We live in a country where sports have become a top priority. The NFL, MLB and NBA are all billion dollar industries. Young folks, barely out of the womb, are participating in community leagues, YMCA sports, travel teams public school teams and private club organizations. Every parent hopes (even for just a moment) that their child might be recognized and given a scholarship. However, most college recruiters are not even looking at public schools or even at club sports to find their new recruits. Instead, high schools, specializing in a particular sport, are becoming increasingly popular and families are relocating to get their children into these schools.
And homeschoolers are not immune to the sports industry. State education departments are being challenged to allow homeschool students to play on public school teams. That is a different discussion and different blog, but many homeschool parents who don’t want their children in public school classrooms realize that playing on public school teams is not going to be a positive experience either.
So in an effort to provide sports opportunities for homeschooled students, basketball, football and other sports teams are springing up exclusively for homeschooled students. While some are purely recreational, most are becoming increasingly competitive. That means more practices, more games and more tournaments. Parents can be on the road four or five nights a week since students can’t practice after school and be picked up later. The basketball season lasts from the end of November through early March and can be taxing on parents, especially those parents trying to make sure that their children are well educated. Co-ops become difficult, on-line classes become challenging and local community college classes can be compromised because of the practicing and games.
So, what is a family to do? Our family has done over 15 years of sports. We have been a gymnastics family, did the football thing for a year and have settled into being a basketball family. If I had it to do all over again, my children would not play sports OR we would just do community sports. WHY? Let me explain.
First, now that we are on the other side, we realize that we were poor nutritionists during this time of traveling. Fast food, quick sandwiches, and ‘eating on the run’ took us away from those regular family dinners where we would talk, recount our day and regroup. My husband and I are usually the only ones around the table today, since our children are grown and all work or are involved in activities. But that time came A LOT sooner because of sports. This ‘eating on the run’ also took a toll on our family budget. We would spend $100-$150 in fast food each month when we were doing sports. I’d like to say I’m better at this now, but I do try to plan a little more these days.
Second, I have continual knee and back problems that are worsened when I drive a lot. While I don’t have an official diagnosis, I just know that these problems escalate when I am in the car for an hour or two each day. Playtime, recreational time and just outdoor fresh air were traded for being in the car with artificial air and comfy bucket seats. My kids have also inherited some life-long conditions due to injuries on the court or in the gym.
Third, the homework suffered.
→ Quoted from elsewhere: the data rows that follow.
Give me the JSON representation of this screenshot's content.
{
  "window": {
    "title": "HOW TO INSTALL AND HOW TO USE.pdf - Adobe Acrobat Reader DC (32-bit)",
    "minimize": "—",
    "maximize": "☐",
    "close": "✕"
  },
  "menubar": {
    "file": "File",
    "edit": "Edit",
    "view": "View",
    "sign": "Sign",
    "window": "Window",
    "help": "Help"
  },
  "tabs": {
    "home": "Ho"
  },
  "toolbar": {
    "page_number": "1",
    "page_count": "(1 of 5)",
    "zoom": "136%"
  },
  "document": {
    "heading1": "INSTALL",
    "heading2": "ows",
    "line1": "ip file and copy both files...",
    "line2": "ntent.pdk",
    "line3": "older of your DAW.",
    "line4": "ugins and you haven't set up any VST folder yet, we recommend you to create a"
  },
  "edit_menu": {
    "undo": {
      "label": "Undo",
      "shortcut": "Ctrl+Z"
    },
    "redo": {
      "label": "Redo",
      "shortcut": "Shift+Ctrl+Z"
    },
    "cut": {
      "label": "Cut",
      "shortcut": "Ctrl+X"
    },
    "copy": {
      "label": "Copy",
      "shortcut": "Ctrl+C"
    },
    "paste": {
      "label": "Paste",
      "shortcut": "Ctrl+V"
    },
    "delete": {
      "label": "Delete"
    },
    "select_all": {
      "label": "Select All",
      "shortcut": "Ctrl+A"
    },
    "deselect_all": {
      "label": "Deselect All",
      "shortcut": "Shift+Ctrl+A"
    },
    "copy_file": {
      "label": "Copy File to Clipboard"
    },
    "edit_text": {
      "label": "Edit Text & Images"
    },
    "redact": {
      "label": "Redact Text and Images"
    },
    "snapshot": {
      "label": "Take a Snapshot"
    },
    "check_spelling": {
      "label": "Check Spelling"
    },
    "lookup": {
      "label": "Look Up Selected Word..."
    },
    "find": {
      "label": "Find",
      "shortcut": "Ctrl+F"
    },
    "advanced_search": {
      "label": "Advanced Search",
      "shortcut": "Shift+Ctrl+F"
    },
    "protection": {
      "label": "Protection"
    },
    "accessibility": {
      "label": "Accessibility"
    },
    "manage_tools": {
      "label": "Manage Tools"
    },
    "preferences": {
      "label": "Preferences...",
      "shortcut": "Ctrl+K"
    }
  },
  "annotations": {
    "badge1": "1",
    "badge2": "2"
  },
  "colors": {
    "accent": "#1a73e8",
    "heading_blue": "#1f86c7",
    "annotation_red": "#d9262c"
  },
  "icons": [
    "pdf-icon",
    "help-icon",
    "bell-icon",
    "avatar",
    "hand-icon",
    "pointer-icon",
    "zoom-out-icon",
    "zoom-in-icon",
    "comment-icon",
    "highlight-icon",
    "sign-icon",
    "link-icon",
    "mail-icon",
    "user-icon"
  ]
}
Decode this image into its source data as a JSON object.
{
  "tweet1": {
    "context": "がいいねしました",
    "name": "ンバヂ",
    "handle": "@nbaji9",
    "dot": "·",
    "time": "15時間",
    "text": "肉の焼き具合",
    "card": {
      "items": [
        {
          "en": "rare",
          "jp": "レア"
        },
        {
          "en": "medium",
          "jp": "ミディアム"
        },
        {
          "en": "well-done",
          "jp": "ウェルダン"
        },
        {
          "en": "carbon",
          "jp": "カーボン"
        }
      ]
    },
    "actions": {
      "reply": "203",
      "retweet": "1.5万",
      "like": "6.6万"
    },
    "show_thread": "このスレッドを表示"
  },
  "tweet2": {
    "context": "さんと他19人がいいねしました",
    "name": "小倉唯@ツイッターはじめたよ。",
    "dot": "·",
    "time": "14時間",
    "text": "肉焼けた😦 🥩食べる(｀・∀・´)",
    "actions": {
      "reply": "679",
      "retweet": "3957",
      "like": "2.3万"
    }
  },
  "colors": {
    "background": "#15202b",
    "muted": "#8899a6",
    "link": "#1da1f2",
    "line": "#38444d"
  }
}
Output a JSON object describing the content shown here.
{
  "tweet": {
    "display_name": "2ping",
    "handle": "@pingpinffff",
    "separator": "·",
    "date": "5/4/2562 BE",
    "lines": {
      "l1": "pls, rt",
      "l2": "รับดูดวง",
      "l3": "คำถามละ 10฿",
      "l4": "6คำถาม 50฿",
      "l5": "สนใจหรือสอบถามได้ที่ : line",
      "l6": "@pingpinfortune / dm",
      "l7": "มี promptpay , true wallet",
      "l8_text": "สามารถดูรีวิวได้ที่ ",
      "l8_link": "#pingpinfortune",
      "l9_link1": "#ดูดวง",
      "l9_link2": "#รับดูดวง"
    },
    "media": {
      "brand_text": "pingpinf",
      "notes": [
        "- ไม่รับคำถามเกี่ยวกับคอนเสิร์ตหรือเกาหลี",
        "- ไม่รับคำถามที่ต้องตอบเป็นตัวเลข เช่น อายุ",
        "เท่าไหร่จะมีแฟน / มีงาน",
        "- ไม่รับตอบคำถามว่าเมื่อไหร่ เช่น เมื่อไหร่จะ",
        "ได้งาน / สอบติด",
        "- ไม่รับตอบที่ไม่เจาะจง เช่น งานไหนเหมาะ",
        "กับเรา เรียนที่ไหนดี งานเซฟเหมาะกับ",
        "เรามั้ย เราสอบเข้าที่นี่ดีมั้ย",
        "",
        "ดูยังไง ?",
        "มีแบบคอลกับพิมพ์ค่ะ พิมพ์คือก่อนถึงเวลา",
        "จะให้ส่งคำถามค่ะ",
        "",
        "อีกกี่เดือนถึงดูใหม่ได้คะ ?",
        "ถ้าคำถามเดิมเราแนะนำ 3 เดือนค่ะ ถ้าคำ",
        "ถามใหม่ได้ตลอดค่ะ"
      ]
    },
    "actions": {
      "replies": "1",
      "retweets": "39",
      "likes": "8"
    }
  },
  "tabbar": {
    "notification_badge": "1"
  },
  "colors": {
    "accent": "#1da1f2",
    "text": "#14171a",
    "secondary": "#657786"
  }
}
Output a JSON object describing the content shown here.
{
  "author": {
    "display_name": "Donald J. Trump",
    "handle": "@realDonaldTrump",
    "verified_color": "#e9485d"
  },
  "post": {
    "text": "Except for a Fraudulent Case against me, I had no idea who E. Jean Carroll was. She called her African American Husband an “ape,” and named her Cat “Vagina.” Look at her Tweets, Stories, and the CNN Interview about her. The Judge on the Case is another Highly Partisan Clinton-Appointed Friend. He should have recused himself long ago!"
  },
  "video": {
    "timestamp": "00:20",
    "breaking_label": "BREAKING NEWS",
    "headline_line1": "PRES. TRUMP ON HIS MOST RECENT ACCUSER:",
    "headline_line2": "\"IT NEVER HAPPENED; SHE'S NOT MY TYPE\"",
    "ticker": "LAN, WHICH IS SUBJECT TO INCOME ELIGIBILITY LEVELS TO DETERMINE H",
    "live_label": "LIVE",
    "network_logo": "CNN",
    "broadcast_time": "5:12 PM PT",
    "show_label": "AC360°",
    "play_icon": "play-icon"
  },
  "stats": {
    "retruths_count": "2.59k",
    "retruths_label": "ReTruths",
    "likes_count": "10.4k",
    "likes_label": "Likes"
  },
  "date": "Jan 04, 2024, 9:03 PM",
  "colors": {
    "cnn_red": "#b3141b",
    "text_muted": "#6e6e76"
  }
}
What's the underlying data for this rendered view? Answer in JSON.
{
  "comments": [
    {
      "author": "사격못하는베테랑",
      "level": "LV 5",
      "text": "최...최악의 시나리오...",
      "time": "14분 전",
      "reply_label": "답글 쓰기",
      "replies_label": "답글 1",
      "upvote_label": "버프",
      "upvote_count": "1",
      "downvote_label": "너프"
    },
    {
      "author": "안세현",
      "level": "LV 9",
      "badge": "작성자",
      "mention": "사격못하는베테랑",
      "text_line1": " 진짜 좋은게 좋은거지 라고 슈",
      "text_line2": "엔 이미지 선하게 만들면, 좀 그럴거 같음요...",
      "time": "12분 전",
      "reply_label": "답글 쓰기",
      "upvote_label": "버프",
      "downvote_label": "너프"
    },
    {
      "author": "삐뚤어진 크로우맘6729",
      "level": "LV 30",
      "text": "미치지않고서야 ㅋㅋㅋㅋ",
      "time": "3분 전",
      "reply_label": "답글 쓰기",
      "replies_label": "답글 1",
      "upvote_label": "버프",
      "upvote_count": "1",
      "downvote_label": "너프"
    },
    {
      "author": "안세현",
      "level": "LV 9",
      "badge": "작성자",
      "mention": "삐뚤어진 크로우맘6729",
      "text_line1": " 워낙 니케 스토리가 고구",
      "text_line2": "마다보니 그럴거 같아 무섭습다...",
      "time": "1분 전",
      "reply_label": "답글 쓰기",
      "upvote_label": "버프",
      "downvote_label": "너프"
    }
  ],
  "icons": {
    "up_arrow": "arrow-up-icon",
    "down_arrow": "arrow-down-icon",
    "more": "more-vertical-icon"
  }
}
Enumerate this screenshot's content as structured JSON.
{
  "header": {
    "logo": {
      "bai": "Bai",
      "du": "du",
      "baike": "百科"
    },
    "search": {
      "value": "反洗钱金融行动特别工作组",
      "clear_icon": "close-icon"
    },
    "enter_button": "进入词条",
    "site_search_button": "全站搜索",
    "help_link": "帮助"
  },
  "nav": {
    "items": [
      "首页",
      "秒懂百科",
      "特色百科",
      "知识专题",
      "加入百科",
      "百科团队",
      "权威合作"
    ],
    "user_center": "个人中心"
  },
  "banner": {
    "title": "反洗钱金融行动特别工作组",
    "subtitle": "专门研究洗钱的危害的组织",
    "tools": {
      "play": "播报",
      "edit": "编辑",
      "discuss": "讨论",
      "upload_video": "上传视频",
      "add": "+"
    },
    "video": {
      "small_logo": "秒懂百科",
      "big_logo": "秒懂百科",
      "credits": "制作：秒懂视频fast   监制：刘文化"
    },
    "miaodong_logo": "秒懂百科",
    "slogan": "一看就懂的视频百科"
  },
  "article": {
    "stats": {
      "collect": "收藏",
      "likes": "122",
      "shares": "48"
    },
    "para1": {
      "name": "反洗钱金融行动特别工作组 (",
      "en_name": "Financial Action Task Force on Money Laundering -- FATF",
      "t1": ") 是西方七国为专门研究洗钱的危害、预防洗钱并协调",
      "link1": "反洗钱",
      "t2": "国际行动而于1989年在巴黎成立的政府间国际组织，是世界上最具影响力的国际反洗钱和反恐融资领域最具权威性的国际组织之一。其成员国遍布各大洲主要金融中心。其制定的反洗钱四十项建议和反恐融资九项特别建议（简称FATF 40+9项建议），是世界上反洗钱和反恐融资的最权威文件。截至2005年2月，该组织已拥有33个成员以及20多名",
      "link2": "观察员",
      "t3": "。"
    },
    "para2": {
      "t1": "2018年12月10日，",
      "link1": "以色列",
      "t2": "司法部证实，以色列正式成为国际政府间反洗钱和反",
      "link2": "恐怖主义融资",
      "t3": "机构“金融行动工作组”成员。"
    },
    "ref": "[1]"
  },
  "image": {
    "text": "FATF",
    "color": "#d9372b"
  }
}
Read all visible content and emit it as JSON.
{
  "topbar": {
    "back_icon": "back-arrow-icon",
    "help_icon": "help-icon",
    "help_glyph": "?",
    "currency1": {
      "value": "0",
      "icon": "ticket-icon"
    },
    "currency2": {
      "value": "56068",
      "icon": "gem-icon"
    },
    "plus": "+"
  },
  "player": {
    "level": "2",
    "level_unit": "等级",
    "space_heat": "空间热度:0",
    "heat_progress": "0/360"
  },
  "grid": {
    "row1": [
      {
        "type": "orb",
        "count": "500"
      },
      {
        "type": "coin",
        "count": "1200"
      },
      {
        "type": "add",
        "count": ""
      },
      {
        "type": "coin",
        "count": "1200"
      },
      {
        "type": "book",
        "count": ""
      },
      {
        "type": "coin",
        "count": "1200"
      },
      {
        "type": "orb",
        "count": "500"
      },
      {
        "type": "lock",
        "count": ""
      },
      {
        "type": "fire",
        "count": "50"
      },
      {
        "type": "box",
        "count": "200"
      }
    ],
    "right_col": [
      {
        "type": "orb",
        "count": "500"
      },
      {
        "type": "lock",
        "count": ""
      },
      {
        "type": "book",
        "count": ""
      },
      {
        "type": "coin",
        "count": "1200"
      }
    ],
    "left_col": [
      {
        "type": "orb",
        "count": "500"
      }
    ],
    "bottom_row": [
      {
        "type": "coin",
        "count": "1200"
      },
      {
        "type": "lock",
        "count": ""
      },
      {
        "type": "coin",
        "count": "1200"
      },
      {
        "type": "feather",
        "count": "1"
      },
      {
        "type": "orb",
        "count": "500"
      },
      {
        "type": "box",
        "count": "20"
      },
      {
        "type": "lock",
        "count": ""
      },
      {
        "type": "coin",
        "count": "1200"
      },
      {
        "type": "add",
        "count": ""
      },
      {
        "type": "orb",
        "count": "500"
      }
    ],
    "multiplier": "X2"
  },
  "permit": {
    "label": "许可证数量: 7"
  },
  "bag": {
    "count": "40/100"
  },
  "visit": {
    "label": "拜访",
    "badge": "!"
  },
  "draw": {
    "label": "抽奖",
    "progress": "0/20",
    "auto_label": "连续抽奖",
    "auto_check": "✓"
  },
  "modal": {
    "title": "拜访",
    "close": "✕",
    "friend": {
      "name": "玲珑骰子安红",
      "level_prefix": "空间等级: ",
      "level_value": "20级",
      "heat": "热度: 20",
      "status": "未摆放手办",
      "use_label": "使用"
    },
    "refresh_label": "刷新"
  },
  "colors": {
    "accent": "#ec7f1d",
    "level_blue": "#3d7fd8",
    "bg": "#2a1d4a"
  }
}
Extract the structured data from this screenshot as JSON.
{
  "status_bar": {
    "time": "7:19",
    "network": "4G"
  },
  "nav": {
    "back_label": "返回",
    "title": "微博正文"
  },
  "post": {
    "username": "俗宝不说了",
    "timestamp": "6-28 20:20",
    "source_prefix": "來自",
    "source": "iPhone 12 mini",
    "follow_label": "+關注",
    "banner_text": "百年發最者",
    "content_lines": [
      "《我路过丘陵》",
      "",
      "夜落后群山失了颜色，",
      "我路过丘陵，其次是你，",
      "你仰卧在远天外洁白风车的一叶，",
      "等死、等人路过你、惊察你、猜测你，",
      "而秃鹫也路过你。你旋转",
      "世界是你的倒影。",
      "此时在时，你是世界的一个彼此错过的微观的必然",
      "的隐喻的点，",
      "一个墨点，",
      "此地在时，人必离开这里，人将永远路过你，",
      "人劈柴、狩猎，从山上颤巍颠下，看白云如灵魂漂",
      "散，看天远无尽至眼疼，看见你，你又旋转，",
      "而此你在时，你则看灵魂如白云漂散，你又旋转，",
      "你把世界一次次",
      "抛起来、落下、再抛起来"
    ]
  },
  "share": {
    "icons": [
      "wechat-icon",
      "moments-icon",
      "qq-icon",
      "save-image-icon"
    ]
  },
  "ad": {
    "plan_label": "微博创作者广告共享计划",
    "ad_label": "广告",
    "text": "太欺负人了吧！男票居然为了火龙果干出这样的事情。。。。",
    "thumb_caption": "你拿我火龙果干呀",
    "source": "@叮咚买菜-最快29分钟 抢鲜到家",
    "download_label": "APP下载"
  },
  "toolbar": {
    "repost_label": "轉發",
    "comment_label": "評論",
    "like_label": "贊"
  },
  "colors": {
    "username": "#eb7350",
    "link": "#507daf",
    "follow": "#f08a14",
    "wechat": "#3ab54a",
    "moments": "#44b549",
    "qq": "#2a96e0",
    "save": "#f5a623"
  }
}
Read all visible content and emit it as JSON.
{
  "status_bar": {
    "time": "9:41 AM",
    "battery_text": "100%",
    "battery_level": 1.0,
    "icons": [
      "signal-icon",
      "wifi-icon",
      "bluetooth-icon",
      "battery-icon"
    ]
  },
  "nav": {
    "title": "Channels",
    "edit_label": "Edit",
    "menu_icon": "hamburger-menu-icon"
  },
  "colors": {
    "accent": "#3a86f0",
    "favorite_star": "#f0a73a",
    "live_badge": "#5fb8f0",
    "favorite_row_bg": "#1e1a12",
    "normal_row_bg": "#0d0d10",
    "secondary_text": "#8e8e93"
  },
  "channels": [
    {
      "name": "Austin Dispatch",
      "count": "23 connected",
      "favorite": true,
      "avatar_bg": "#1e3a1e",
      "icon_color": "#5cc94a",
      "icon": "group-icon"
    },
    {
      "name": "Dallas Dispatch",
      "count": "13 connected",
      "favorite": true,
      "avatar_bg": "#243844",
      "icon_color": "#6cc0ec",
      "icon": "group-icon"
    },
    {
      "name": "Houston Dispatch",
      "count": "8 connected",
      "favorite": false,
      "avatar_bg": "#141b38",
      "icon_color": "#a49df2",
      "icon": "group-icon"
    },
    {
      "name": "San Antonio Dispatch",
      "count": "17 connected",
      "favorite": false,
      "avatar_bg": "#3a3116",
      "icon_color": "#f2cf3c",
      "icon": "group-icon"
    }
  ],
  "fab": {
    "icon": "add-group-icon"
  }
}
My kids would rush through work or maybe not get it done at all. I wished for teachers that would give less during basketball season, but that wasn’t going to happen. One day I realized I had a problem when I became angry at the teacher for assigning work. Hmmmm….
Fourth, we spent WAY too much money on sports. My daughter’s competitive gymnastics lasted six years and we could have paid for a couple years of college with that money. We hoped that maybe she could get a scholarship, but she quit after 8th grade and was nowhere near the level she needed to be for college. Scholarships are few and far between.
And finally, with 3 children in or through college, we have come to realize that while sports scholarships are rare, academic scholarships are not. All of my children did well in school and went on to college, well prepared to study and learn. You see, we had PUSHED them. We didn’t give in and made them do the work, even if I wanted to curse at the teacher for giving extra. And, in the end, they knew how to study, they knew how to manage their time, and they knew how to talk to their teachers, asking questions and clarifying the homework. They excelled and made excellent grades and that is when the scholarships came. My oldest son had about 35% of his senior year covered by scholarships.
I’m not trying to be a ‘Debbie Downer’ and discourage parents from sports. Kids need that outlet, but perhaps community sports may be a better idea. Practices are limited to your local school and games are minimal each week. Or consider the YMCA for their participating leagues. And, if you do decide on a homeschool or more competitive league, consider the following:
Sports and sports teams are not going away. But, if we can learn to manage the load, we can save our sanity.